Print only what runs from the line that includes "Give me the" to the end of the listing, word for word, and do not include any pictures.

[Source data]
Segment Open
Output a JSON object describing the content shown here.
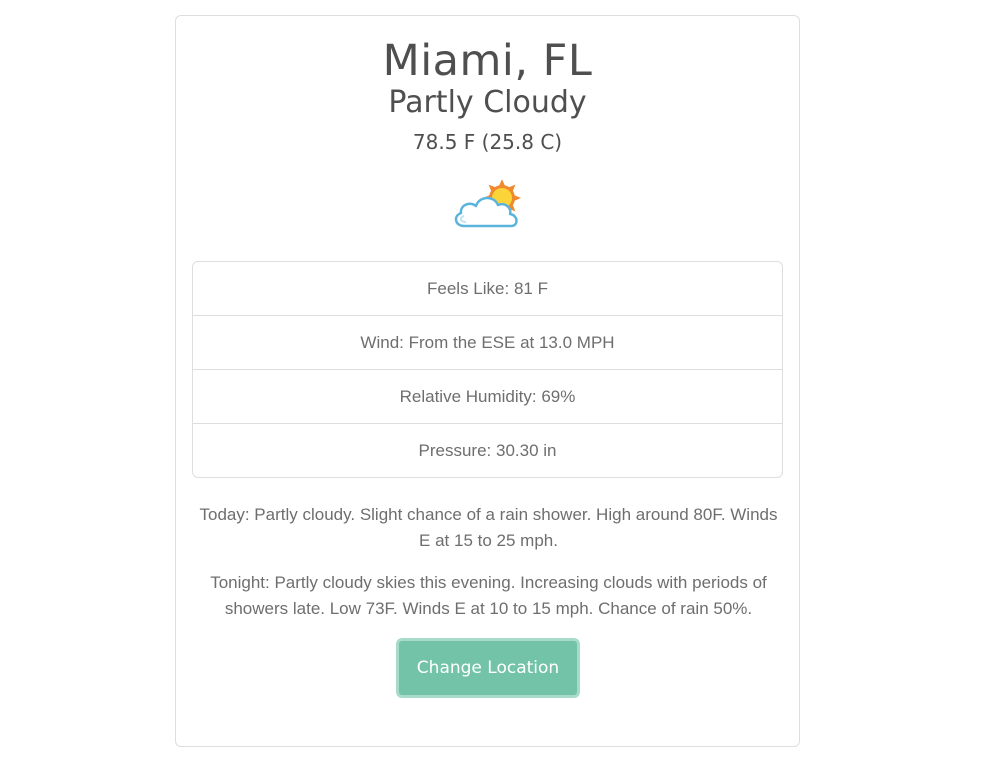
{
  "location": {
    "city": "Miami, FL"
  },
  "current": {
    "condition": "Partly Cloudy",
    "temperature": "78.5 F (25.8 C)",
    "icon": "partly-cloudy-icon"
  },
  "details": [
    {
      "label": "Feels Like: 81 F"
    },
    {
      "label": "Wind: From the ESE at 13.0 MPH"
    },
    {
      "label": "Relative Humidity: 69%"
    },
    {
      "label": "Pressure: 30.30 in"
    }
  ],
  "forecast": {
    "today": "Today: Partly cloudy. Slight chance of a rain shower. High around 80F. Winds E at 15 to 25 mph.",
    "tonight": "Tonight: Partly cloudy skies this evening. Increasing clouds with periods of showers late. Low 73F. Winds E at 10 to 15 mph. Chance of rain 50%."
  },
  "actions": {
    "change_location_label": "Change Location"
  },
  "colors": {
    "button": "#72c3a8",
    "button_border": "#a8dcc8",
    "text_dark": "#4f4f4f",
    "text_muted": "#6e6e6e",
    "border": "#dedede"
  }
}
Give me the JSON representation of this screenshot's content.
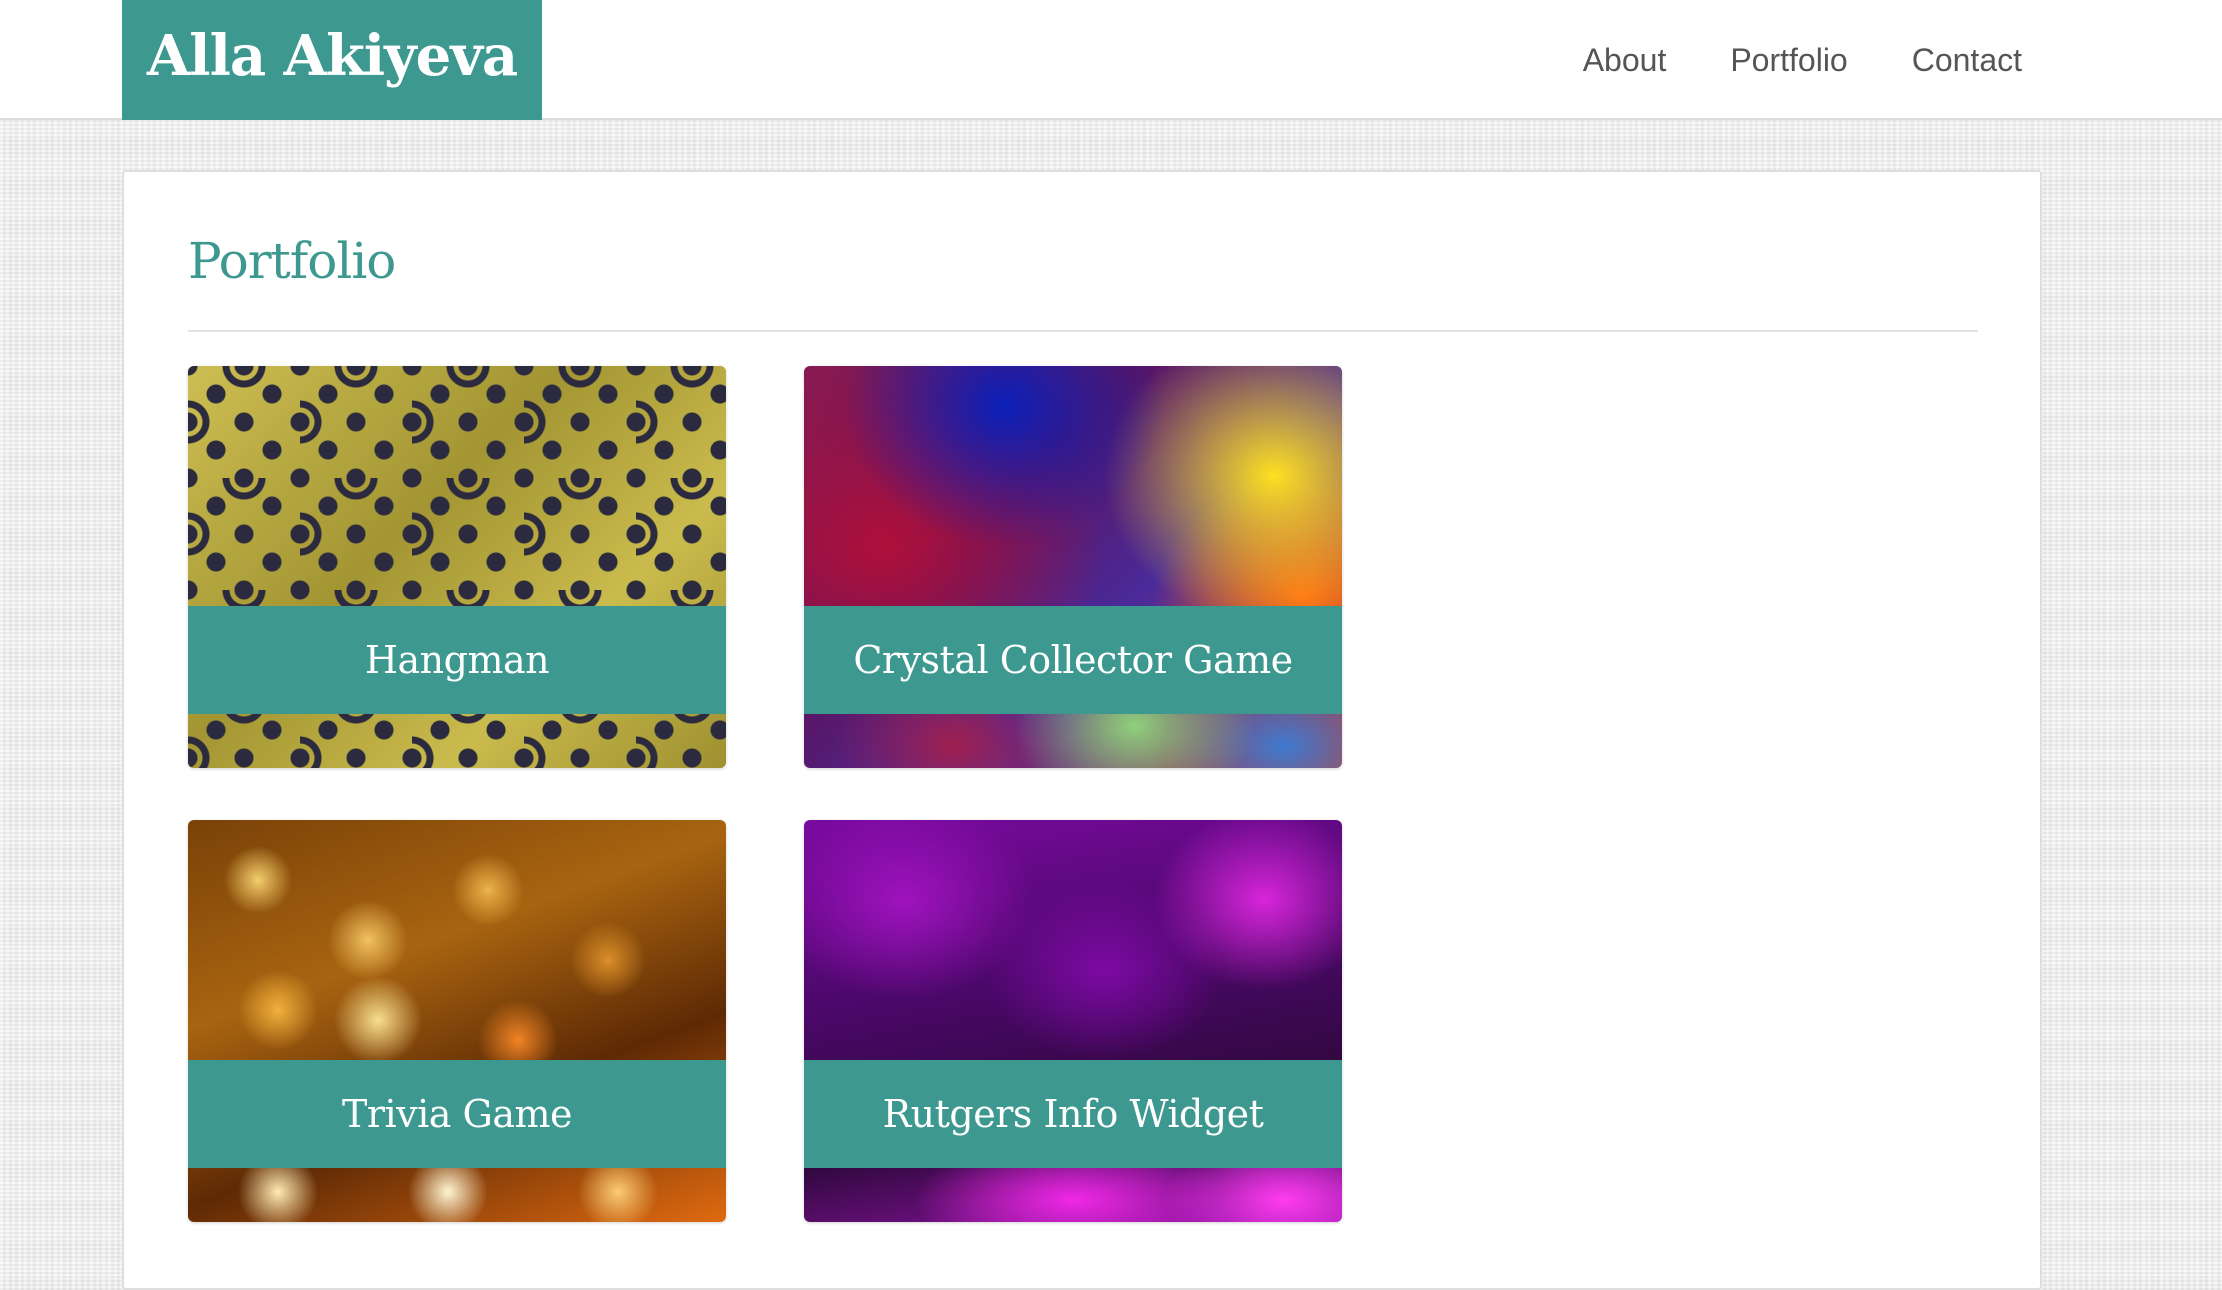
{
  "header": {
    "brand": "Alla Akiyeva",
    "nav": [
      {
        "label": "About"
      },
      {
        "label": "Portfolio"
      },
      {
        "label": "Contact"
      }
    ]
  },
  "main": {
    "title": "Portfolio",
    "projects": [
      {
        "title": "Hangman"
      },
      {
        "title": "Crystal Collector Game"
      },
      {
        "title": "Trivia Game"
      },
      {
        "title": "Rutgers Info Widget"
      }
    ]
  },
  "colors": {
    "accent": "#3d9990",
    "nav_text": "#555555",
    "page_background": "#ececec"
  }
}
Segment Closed
[Expected answer]
Give me the JSON representation of this screenshot's content.
{
  "header": {
    "brand": "Alla Akiyeva",
    "nav": [
      {
        "label": "About"
      },
      {
        "label": "Portfolio"
      },
      {
        "label": "Contact"
      }
    ]
  },
  "main": {
    "title": "Portfolio",
    "projects": [
      {
        "title": "Hangman"
      },
      {
        "title": "Crystal Collector Game"
      },
      {
        "title": "Trivia Game"
      },
      {
        "title": "Rutgers Info Widget"
      }
    ]
  },
  "colors": {
    "accent": "#3d9990",
    "nav_text": "#555555",
    "page_background": "#ececec"
  }
}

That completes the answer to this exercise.